9:30 a.m. to 6 p.m.: Paginate newspaper.
6 to 7 p.m.: Proof pages.
7 to 7:30 p.m.: PDF pages, proof them one more time and send them to the press.
8 p.m.: Home.
8:04 p.m.: Walk the dog with the Professor.
9:12 p.m.: Home again. Watch a bit of TV or read a bit before getting ready for bed.
10 p.m.: Bed.

7:17 a.m.: Wake up. Shower. Blow dry and flat iron hair. Eat breakfast. Brush teeth. Make up. Get dressed.
8:30 a.m.: Off to work.
9 a.m.: At work. Check emails that I ignored Monday and Tuesday.
9:30 a.m.: Put up the eEdition of the paper.
9:47 a.m.: Put up the website and get later updates ready to go.
10:14 a.m.: Sigh of relief that busiest part of week is over.
10:15 a.m.: Talk with reporter about what we’ve got going on for the week. Assign stories as needed.
10:40 a.m.: Look at what other newspapers had. Curse if we’ve been scooped. Laugh maniacally if we scooped them.
11:40 a.m.: Go over the other newspapers in the company with reporter. Point out good and bad design. Eat lunch while doing it.
noon to 1 p.m.: Cover the office while office manager is out. Help customers. Take ads. Etc.
1 p.m.: Lay out monthly publication.
4 p.m.: Proof, PDF, send to press.
5 p.m.: Quitting time!
Then, I’m meeting a friend for (vegetarian) sushi! Yum.

This Thursday, I’m taking the morning off because of how much I worked Monday and Tuesday. In the afternoon, I’ll write and I’ve got an event to cover.

It’s Good Friday! I’ll go to church, and then we’re heading to my parents’ house.

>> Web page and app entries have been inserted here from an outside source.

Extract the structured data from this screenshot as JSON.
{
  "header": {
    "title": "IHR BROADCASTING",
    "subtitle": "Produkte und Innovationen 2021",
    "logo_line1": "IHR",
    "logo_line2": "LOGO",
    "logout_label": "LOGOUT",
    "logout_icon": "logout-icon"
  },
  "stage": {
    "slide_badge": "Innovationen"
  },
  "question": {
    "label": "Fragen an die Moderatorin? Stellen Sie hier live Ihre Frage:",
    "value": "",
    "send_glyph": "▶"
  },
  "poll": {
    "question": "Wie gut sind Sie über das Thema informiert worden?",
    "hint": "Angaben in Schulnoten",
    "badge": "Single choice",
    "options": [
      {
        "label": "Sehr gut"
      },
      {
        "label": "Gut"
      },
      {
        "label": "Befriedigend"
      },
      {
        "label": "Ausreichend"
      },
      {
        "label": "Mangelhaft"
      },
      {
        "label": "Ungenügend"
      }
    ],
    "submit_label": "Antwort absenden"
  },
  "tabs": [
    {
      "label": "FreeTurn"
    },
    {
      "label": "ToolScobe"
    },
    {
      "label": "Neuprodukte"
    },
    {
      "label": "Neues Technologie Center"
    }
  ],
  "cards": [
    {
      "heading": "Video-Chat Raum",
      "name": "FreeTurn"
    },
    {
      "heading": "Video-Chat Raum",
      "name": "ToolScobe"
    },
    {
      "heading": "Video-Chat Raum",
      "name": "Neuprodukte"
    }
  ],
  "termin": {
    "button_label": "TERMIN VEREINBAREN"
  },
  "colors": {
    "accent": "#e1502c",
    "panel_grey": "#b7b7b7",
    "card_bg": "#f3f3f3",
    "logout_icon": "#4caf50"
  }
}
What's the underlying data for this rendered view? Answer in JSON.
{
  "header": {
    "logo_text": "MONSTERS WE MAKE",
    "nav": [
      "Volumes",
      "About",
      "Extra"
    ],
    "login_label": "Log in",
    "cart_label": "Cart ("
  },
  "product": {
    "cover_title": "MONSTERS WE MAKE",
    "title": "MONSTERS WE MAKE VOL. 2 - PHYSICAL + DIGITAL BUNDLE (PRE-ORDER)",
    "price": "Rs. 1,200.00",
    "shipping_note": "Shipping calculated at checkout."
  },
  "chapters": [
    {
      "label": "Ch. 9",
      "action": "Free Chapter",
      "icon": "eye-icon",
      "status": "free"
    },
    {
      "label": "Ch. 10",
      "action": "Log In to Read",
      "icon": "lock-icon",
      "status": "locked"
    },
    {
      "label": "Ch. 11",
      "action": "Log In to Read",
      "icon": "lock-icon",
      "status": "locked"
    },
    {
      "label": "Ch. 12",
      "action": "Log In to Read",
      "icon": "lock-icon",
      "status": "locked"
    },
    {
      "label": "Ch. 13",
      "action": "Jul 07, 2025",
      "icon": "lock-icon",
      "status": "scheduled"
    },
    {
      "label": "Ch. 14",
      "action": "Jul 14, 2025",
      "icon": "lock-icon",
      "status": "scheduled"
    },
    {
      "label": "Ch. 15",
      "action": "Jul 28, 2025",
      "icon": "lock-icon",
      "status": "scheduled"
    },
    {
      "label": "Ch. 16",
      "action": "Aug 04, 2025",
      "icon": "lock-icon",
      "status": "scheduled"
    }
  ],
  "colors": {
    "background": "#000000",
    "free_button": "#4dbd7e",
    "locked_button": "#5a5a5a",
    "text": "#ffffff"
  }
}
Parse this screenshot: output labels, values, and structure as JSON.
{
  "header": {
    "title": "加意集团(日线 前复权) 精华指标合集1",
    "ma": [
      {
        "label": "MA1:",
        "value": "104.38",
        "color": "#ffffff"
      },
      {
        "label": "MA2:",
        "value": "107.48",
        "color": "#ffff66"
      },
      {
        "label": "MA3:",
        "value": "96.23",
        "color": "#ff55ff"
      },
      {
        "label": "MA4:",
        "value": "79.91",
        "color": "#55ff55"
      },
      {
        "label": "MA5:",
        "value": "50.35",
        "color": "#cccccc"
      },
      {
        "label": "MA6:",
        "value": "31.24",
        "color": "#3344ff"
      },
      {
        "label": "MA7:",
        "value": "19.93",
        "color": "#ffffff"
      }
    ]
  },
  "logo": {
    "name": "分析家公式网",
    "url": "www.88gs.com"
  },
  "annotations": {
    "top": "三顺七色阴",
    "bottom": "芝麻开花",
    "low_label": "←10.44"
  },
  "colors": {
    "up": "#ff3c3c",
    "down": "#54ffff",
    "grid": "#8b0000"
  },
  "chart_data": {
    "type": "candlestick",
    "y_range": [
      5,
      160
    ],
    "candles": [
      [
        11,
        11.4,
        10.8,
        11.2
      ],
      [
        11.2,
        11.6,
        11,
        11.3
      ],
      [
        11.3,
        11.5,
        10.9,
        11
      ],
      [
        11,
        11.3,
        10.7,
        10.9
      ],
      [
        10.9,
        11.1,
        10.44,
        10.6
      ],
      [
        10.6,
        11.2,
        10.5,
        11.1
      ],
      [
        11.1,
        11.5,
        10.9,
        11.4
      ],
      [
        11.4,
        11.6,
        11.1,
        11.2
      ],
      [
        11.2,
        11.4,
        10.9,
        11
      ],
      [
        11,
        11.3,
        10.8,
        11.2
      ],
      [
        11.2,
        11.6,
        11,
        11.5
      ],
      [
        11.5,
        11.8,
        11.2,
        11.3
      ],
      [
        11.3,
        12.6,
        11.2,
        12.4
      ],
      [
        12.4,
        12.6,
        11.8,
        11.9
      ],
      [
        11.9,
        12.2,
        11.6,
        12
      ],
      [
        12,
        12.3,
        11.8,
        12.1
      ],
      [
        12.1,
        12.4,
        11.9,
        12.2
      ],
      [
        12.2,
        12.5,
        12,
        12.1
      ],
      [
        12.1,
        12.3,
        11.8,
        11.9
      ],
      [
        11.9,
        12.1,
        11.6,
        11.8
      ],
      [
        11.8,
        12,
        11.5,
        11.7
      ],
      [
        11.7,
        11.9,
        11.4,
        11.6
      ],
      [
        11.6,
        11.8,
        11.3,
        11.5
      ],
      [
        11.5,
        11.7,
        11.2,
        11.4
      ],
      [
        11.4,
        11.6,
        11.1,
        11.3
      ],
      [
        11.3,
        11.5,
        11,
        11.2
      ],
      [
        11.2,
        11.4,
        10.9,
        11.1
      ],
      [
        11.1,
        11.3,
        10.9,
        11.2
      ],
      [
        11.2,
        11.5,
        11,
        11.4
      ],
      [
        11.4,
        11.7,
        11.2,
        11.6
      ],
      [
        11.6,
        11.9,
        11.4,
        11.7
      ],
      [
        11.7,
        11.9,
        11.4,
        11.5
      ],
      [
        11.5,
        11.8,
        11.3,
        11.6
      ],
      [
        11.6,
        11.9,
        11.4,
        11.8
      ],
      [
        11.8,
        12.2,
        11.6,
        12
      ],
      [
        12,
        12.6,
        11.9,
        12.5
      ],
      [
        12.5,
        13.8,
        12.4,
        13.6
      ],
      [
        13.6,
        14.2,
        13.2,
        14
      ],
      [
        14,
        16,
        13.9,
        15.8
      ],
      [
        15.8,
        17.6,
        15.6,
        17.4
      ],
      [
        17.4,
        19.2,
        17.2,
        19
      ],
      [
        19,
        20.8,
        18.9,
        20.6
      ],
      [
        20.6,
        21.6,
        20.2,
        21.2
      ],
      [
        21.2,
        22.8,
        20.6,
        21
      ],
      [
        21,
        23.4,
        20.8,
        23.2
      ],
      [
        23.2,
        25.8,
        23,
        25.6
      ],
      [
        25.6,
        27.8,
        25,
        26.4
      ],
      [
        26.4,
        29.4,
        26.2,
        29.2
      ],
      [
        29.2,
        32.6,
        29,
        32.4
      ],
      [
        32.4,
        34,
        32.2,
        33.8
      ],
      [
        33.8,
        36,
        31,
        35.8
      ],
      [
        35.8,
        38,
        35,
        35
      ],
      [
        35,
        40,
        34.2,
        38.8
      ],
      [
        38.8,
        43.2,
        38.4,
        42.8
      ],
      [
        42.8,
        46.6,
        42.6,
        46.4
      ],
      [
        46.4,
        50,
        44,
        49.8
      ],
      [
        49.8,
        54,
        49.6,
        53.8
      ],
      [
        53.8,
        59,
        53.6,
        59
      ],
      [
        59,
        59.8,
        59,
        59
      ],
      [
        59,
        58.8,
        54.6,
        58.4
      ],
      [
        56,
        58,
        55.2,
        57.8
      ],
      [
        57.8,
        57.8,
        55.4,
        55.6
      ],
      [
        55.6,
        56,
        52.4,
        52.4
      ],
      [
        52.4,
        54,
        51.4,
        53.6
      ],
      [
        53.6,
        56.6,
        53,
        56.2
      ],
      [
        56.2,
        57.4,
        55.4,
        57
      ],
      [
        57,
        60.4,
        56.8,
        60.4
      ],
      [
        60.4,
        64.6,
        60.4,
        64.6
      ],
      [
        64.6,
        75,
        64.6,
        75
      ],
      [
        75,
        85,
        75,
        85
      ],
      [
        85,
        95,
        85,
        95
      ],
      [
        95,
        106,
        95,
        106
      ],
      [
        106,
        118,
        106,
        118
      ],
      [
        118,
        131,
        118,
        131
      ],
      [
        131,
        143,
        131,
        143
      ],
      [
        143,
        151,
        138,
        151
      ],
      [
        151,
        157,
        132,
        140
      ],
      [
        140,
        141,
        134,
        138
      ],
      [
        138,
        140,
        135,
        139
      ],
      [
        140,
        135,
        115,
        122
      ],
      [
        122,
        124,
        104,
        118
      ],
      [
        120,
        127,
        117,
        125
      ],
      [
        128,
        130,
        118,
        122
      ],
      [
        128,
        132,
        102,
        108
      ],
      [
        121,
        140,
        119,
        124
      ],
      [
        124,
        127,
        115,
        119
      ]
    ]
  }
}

There’s not a lot of time in there for self-care, but on days I feel bad, I try to make time for myself. On the weekends, I usually take it easy, though I do cover weekend events, too. It’s a busy life I chose, and it’s often not compatible with taking good care of myself. But I love it, and that keeps me going.